Spirochetes are a group of helically coiled or spiral shape bacteria with lengths between 3-500 µm and diameters around 0.09-3 µm. Spirochetes are very motile due to their unique flagella structure, called axial filaments, which run lengthwise between the bacterial inner and outer membranes. The flagella contraction causes a twisting motion which allows the spirochete to move around. Various Borrelia and Treponema species from the Spirochaetaceae family are responsible for diverse human diseases.
Among the 36 known Borrelia species, 12 cause Lyme disease or other borreliosis when transmitted by infected tick bites. Among the pathogenic Borrelia species are Borrelia burgdorferi, B. garinii, and B. afzelii.
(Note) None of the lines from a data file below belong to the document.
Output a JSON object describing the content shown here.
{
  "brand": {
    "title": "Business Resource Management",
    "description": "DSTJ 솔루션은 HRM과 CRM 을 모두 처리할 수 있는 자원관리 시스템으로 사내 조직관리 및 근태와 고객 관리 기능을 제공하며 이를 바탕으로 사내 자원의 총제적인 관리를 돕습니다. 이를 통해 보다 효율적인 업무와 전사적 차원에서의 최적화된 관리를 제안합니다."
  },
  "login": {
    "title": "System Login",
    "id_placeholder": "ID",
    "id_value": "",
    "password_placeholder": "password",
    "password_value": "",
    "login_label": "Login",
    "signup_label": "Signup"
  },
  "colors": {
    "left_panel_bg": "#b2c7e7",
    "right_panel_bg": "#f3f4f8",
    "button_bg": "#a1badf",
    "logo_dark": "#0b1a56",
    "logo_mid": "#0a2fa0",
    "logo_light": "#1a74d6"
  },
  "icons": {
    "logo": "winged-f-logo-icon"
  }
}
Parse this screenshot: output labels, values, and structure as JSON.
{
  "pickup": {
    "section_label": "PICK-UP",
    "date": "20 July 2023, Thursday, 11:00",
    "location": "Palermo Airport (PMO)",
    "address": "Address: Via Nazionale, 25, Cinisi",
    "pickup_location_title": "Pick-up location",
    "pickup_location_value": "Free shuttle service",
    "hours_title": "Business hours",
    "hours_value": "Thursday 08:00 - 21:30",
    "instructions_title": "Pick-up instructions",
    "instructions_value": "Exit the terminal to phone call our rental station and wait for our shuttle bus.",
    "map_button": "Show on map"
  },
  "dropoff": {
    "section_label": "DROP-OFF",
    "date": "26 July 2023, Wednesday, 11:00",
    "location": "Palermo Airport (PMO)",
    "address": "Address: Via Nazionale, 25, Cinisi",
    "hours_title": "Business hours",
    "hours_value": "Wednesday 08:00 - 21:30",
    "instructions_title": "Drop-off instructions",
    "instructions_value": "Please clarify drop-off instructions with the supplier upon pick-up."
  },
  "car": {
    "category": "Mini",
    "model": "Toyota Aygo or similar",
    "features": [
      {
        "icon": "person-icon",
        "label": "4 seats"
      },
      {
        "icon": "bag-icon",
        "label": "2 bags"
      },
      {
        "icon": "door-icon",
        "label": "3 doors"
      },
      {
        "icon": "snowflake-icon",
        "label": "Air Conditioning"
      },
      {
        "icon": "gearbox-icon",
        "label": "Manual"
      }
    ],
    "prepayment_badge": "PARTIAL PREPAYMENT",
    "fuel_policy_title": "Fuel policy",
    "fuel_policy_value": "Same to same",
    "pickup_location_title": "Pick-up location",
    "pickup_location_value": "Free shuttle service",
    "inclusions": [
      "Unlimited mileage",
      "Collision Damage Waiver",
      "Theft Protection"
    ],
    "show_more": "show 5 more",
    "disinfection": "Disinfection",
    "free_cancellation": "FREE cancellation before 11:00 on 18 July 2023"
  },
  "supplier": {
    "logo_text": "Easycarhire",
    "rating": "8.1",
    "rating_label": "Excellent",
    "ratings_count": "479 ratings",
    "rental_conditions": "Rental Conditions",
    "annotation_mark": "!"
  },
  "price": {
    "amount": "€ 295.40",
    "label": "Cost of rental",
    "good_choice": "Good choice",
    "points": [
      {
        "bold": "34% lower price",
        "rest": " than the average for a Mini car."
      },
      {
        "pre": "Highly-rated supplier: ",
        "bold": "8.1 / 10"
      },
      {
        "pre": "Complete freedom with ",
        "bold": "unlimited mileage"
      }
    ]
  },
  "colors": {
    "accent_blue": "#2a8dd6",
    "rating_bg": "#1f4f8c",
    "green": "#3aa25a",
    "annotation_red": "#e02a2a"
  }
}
The Lyme disease spirochete Borrelia burgdorferi is one of the most sophisticated bacterium with 853 genes that encode a variety of bacterial proteins for their complexed cellular structure. These proteins can trigger a broad spectrum immune response which damages multiple organs. Patients can develop symptoms in their whole body with more severe symptoms in their neurological systems. These symptoms include brain fog, feelings of detachment, memory loss, anxiety, panic attacks, agitation, fever, fatigue, insomnia, constipation or diarrhea, burning sensations throughout the body, joint pains, and body pains. Even when bacteria cannot be detected after treatment with antibiotics, patients may still experience the same symptoms.